I’m in the heart of Alaska in a cabin nestled in the Talkeetna Mountains.
They are majestic. But the real inspiration comes from the people I have the privilege to be with this week… the missionary families who live in the bush villages of Alaska.
They not only face the harshness of the winters and the darkness when the sun barely rises during the day, if at all, but they face the challenges of the bush village, where alcohol, drugs, abuse and suicide devastate the people they love.
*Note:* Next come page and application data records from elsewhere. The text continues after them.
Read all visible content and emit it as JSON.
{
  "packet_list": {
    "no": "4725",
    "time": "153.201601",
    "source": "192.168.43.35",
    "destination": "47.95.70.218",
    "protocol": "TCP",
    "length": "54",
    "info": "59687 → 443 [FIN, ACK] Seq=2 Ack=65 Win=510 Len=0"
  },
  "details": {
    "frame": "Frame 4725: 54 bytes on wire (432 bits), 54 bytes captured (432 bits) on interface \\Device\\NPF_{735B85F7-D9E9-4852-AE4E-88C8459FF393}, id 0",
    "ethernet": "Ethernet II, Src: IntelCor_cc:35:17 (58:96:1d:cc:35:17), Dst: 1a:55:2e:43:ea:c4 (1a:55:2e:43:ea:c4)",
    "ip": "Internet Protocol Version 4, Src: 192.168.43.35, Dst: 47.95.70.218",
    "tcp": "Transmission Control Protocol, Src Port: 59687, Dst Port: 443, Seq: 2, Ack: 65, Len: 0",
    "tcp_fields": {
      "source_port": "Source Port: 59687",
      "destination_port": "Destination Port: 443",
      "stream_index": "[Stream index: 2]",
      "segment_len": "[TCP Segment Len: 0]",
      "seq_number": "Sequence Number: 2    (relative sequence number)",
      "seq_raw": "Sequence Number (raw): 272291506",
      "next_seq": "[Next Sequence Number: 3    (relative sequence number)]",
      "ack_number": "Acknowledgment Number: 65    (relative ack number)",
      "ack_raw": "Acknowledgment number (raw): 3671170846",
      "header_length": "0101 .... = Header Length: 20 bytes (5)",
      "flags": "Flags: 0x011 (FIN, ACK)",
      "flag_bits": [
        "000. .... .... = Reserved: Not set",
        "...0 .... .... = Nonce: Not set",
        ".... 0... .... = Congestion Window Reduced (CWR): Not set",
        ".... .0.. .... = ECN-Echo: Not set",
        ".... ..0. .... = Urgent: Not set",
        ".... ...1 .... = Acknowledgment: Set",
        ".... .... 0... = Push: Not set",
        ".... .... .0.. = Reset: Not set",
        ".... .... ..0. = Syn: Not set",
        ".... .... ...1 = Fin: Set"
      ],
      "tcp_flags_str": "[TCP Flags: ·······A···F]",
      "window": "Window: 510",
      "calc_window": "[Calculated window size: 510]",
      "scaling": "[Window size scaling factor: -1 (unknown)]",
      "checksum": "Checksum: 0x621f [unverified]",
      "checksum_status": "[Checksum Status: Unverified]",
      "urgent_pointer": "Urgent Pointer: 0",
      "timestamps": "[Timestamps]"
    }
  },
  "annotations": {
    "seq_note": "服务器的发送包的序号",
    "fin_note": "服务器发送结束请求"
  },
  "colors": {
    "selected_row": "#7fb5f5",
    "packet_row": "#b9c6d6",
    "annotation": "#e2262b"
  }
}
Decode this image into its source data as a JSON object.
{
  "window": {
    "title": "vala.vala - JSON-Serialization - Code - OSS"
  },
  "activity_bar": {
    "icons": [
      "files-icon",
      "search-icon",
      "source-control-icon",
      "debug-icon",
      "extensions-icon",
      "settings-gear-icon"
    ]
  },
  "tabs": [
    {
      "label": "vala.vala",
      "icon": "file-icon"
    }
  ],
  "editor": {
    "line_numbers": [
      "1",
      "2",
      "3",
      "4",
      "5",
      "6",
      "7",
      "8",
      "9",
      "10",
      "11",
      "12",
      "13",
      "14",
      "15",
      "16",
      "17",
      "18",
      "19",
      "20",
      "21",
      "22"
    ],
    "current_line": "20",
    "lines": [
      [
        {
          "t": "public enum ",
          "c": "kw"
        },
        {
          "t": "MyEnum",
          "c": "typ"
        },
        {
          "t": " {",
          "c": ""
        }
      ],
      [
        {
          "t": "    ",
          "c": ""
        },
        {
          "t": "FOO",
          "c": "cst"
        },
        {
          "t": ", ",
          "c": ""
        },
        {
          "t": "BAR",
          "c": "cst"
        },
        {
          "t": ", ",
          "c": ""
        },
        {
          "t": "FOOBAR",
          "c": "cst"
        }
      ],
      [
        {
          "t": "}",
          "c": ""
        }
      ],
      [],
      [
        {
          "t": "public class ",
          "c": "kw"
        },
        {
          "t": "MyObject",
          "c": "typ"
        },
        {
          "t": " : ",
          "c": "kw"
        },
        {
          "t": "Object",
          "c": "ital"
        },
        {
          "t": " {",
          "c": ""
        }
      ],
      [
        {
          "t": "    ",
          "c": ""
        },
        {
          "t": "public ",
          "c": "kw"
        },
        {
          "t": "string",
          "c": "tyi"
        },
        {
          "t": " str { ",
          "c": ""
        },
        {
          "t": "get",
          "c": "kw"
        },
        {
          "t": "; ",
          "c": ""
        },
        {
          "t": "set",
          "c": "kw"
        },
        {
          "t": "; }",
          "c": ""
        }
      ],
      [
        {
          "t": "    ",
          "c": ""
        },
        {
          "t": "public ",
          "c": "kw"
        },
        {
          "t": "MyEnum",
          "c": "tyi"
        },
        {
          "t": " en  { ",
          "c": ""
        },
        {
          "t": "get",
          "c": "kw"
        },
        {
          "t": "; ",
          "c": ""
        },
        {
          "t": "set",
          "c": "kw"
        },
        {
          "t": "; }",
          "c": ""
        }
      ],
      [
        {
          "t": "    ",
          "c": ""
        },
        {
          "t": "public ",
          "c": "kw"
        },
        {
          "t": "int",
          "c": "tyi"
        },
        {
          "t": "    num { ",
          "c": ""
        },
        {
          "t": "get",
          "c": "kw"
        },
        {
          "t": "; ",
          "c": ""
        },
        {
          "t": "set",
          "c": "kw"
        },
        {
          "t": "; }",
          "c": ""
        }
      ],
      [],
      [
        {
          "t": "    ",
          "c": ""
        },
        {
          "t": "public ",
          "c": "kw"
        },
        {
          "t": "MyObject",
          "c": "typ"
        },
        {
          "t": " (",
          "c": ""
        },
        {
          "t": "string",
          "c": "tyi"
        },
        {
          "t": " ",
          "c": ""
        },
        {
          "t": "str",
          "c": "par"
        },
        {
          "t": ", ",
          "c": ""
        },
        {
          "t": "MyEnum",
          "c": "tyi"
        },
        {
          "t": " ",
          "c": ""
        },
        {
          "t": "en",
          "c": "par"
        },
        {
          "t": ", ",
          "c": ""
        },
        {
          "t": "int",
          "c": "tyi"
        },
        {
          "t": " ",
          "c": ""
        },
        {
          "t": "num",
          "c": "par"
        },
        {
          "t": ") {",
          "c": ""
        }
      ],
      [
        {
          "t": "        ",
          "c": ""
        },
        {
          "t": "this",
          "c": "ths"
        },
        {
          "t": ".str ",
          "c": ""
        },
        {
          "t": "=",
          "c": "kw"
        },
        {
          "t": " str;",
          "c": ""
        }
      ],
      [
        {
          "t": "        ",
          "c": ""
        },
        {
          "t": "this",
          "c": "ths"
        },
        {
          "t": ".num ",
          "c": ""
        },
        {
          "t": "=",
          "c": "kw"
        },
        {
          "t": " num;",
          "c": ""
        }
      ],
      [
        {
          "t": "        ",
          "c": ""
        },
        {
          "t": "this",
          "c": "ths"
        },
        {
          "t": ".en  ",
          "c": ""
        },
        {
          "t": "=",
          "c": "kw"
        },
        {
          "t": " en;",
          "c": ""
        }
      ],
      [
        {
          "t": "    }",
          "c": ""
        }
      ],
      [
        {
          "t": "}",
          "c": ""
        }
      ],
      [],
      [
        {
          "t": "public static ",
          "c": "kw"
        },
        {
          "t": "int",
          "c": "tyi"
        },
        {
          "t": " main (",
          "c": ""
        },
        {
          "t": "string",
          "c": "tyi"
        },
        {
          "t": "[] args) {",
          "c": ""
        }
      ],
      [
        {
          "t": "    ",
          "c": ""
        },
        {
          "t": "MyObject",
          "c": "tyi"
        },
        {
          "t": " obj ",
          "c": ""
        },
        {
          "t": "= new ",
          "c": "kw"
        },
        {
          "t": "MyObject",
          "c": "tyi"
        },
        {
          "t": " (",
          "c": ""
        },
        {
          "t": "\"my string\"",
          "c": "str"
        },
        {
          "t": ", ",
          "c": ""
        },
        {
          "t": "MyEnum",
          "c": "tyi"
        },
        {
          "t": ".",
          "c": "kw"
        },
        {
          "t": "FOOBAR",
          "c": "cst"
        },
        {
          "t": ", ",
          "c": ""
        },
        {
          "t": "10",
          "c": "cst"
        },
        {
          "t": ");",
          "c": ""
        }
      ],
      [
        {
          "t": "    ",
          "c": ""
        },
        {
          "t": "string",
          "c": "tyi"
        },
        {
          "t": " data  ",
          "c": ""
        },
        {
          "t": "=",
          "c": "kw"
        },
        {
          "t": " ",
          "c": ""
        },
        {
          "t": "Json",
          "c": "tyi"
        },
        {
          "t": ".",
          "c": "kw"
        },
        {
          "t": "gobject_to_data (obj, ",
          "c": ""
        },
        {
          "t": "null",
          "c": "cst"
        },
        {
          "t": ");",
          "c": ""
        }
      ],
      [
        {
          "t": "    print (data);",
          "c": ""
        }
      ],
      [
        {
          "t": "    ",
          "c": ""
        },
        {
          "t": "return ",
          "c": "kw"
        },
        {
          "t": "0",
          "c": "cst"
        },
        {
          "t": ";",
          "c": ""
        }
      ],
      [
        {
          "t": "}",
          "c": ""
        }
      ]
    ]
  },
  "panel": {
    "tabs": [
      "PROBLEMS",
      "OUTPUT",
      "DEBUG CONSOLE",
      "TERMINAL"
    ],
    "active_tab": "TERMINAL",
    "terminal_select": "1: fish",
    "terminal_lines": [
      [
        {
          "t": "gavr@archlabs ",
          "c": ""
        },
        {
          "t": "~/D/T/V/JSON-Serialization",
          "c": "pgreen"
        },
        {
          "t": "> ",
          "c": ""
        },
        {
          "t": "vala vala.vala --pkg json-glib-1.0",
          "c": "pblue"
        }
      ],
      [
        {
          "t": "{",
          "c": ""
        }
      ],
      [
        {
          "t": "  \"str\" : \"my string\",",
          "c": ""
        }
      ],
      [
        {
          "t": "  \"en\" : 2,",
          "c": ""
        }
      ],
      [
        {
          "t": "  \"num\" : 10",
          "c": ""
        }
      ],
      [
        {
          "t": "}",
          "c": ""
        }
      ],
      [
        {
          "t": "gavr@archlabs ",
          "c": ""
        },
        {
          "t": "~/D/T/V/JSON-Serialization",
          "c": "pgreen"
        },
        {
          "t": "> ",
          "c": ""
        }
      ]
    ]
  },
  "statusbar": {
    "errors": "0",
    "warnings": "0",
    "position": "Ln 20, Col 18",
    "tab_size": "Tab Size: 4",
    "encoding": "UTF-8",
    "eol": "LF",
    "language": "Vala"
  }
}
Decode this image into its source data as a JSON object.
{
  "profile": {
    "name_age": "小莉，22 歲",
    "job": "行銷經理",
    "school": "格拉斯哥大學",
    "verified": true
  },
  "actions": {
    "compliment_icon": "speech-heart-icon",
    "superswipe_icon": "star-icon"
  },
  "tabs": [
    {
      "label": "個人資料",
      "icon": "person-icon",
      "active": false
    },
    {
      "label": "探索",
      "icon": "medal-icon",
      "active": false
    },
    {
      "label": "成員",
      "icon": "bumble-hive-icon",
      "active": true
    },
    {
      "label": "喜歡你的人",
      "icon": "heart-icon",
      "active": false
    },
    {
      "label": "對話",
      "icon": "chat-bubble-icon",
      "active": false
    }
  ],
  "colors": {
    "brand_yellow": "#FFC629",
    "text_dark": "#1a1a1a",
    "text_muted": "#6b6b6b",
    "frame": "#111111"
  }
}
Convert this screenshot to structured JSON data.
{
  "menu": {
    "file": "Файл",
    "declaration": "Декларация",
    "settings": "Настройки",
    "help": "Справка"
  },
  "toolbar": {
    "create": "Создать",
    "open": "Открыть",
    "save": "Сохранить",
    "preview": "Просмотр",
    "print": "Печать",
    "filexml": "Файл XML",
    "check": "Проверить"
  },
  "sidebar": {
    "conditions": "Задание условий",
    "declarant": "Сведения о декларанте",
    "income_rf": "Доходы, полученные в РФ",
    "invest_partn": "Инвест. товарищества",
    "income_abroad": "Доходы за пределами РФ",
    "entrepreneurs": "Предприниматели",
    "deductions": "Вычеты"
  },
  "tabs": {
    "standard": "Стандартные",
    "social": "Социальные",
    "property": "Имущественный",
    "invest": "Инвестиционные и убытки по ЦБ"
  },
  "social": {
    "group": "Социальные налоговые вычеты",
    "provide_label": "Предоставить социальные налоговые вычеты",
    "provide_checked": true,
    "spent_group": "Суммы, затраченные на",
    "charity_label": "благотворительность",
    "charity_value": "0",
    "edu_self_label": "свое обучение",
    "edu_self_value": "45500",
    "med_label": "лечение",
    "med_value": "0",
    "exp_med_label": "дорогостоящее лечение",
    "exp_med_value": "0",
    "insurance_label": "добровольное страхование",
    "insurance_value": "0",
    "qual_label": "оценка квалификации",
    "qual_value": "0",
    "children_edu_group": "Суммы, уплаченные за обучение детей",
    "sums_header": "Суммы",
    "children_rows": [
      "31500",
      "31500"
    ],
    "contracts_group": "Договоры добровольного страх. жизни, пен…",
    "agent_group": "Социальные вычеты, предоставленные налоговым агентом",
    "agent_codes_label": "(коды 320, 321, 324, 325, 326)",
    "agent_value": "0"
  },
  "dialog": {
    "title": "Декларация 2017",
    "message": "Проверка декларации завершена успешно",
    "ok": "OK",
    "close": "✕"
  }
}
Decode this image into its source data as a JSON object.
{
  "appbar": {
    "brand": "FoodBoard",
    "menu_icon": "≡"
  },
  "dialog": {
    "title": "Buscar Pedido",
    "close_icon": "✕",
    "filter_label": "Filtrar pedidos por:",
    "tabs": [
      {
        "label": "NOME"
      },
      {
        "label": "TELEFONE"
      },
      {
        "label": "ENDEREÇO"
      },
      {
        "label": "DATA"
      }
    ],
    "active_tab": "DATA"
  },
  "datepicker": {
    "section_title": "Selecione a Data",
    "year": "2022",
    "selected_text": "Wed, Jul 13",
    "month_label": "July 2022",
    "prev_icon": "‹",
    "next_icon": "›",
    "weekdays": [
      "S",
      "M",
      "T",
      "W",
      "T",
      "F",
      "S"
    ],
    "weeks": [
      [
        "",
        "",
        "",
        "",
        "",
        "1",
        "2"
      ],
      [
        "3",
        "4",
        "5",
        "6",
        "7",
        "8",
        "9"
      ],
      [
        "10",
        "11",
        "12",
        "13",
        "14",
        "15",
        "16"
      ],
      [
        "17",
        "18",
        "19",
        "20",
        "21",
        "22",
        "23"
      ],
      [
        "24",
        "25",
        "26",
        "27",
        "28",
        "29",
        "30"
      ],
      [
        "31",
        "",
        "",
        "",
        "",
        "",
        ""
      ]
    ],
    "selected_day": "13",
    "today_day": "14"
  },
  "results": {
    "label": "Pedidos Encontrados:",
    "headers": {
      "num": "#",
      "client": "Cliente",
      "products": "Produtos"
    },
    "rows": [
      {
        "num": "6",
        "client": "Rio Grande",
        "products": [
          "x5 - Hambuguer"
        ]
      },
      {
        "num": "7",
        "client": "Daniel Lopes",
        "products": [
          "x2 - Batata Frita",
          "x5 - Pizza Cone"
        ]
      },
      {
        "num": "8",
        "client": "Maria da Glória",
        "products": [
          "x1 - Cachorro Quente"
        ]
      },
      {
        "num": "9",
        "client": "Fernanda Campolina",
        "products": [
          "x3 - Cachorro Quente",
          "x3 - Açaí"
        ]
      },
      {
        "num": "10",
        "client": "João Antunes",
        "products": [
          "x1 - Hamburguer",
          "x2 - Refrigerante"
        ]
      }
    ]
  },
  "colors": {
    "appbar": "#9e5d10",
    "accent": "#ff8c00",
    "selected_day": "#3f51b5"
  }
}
Often, tribalism and some justified skepticism toward the “white man” have created a wall that is sometimes impenetrable, leaving the missionary family in isolation.
Arctic Barnabas exists to provide spiritual and physical support to these dear folks throughout the year, and in the fall brings them together for a week of rest and renewal (a great ministry you should consider supporting).
This is the second time I’ve had the opportunity to be with them and, again, wondering what in the world I have to offer these heroes of the faith. Personally, I really have nothing, but we are taking tours gazing upon the face of God and the “Crown Jewel” in His nature, refreshing ourselves with the criticality of divine relationships and how they are rooted in the social complexity of our Triune God.
Every session ends with a time of testimony and sharing from the missionary families. Each brought tears as we heard of the trials, the heartaches and the miracles where God had showed Himself mighty in a time of great need.
If you have a moment, please pray for them as they now head back to their villages. For some, it will take days, in bush planes and ferries, to get back to the reality of their call.
This was for their rest and renewal, but it always renews something in me. It reminds me to diligently pray for those who have been called to the hard places in the world. It reminds me of how much we need each other as we walk this road. And it reminds me of how much the enemy seeks to isolate us and destroy the relationships that God has designed.
In the bush, families are kept as an outsider, making it difficult to form relationships. But for the rest of us, it is plain self-centeredness that destroys relationships as we seek to satisfy our own desires. True, deep relationships require sacrifice and self-sacrifice is growing scarce in our culture.
And, of course, the smartphone sucks us deeper and deeper into the isolation of its screen. We “contact” others while we grow increasingly lonely. This will eventually lead to the demise of our culture.
The bush missionary families have a tough life, but I can tell you that their families are fully intact. In this way, although they lack most of the physical niceties that we enjoy, they are more healthy spiritually and physically. Would that we might “disconnect” from the entertainment and smartphone vortex consuming us and reconnect with our families and with each other.
The Lord wants us in deep relationships; the enemy wants us atomized.
The former brings blessings and life; the latter, curses and death.
Choose you this day…